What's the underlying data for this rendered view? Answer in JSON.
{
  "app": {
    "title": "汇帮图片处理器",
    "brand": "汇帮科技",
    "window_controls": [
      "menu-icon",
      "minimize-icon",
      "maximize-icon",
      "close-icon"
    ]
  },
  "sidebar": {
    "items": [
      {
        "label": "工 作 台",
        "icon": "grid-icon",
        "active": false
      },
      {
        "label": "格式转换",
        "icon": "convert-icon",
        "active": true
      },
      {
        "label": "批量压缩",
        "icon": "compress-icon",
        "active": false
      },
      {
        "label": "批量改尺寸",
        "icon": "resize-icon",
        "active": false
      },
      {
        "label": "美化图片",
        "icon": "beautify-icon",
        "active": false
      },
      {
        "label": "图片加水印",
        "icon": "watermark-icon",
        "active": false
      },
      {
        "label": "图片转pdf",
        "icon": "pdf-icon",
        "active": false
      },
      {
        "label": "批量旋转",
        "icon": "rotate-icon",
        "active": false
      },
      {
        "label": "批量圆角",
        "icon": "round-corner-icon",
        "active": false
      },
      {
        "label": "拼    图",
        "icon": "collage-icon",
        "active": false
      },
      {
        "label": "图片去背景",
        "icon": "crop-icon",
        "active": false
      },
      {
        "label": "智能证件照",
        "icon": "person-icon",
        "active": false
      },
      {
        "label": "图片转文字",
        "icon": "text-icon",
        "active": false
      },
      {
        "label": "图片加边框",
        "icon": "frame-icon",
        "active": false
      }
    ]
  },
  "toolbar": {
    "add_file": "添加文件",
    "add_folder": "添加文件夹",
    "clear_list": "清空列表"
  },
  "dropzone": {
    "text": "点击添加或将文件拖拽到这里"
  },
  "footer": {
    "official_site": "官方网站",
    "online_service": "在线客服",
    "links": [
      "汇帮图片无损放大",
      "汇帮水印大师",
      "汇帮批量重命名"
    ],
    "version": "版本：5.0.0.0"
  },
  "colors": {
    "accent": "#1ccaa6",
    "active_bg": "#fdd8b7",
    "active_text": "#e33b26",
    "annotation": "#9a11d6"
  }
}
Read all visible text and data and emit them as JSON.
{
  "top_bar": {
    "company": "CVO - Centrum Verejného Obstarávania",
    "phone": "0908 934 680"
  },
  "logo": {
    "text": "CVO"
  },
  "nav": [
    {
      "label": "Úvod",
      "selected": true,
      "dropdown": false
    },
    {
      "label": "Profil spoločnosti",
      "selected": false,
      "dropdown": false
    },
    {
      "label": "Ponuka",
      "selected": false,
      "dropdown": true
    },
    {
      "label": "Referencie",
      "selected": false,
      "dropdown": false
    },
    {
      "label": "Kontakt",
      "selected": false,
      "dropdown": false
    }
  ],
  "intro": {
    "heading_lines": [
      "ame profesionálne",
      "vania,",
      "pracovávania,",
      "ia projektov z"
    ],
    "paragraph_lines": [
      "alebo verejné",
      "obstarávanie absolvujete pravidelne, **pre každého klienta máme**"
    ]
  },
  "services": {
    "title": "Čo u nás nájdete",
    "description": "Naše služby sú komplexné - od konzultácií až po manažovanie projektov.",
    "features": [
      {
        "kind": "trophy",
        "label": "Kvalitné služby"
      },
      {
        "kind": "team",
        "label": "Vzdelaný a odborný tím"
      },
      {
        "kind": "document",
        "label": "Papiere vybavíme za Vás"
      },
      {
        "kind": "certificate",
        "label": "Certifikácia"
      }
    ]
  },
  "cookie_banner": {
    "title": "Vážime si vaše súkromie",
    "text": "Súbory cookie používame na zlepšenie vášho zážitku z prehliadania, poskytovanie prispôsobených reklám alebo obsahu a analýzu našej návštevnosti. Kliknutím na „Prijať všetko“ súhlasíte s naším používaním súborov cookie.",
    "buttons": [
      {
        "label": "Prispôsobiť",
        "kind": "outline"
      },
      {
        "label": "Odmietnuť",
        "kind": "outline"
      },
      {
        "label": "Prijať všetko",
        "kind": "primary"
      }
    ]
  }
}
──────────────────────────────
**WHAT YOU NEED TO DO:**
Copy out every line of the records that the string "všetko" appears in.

**RESPONSE FOR THIS EXERCISE:**
    "text": "Súbory cookie používame na zlepšenie vášho zážitku z prehliadania, poskytovanie prispôsobených reklám alebo obsahu a analýzu našej návštevnosti. Kliknutím na „Prijať všetko“ súhlasíte s naším používaním súborov cookie.",
        "label": "Prijať všetko",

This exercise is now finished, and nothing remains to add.